This special interest group is where customer care professionals share tactics on how utilities are improving interactions with their customers. 


Your Utility Shouldn’t Pitch These Story Ideas

image credit: ID 80315842 © Rawpixelimages |
Andy Gotlieb's picture
Editor of a specialty publication, former public relations practitioner, Freelancer

I hold 34 years of experience in communications, mostly in journalism, with a decade in public relations, too.  The first 17 years were spent in print journalism, where I covered, at various...

  • Member since 2016
  • 1,030 items added with 533,051 views
  • Nov 30, 2021

I’ve written often about the kinds of things utilities should be pitching to increase the odds of getting coverage.

It’s just as important, though, to know what not to pitch.

Journalists receive a deluge of story pitches every week and reject most of them by the time they get to the second sentence. That goes double for anyone who is constantly pitching bad ideas; those emails aren’t even likely to be opened before they’re trashed.

Remember that I’m mainly talking about mass media here. The standards are different for industry publications, which might be interested in the day-to-day happenings at – but it shouldn’t be.

For starters, personnel news is often the bread-and-butter of pitching. But unless your CEO or chairman is retiring or a successor is being named, nobody is going to care too much about other hires. It may be a big deal internally when your utility hires that new CFO who’s getting noticed in the industry, but if that that person didn’t already have a significant public presence, journalists aren’t going to pay attention.

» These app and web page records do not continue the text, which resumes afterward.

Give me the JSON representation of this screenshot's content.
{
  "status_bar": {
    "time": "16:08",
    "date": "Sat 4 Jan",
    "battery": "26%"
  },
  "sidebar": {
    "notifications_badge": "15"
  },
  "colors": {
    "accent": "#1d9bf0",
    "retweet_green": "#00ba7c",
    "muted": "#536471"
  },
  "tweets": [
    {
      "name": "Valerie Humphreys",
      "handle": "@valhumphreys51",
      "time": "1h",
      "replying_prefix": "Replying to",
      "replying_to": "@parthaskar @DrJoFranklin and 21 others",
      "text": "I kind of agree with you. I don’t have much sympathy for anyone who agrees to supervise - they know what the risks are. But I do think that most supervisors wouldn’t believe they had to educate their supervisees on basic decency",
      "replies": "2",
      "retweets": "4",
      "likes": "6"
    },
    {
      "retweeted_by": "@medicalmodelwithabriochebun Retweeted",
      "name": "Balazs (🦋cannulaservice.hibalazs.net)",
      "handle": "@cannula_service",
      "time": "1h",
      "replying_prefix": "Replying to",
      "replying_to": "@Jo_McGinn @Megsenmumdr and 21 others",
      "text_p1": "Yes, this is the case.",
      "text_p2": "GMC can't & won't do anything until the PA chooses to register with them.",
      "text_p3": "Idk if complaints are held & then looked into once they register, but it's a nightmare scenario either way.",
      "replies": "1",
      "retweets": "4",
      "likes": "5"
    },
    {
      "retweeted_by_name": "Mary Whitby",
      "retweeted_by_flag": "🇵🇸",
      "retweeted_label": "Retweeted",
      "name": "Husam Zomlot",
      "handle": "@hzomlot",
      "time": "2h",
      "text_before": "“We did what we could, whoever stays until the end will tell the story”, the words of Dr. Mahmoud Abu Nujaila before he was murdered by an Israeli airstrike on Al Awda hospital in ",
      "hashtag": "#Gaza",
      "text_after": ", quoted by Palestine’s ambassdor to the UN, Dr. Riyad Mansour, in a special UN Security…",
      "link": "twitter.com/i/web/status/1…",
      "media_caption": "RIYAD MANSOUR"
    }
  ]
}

Almost as popular in the bad pitching department is the notice about some award. Unless one of your scientists wins a Nobel Prize in physics or chemistry, reporters are going to yawn.

Even worse is when you pitch an honor or award your utility has received from another media outlet; most of those awards are contrived and the judging is, at best, suspect. I used to judge a “40 Under 40” contest for a business newspaper and much of the time, we were just trying to spread the awards around to best reflect society.

Besides, promoting those awards often comes across as a slap in the face to the publication. Would Coke promote Pepsi?

Also on the bad ideas lists are those pitches that tout small donations or routine community service projects. Again, consider scale. If your utility donates $2 million to build a new shelter for battered women, that’s one thing. Giving the local Little League $1,000 is something else.

Here’s a simple way to think about it: If your pitch is merely the utility patting itself on its back, your chances of coverage are minimal

As always, the general media seeks items that will interest a chunk of its readership/viewership/listenership. Reporters don’t care about making you look good, so your job is to find the intersection of what will interest the public that puts your utility in a good light.


No discussions yet. Start a discussion below.

Andy Gotlieb's picture
Thank Andy for the Post!
Energy Central contributors share their experience and insights for the benefit of other Members (like you). Please show them your appreciation by leaving a comment, 'liking' this post, or following this Member.
More posts from this member

Get Published - Build a Following

The Energy Central Power Industry Network is based on one core idea - power industry professionals helping each other and advancing the industry by sharing and learning from each other.

If you have an experience or insight to share or have learned something from a conference or seminar, your peers and colleagues on Energy Central want to hear about it. It's also easy to share a link to an article you've liked or an industry resource that you think would be helpful.

                 Learn more about posting on Energy Central »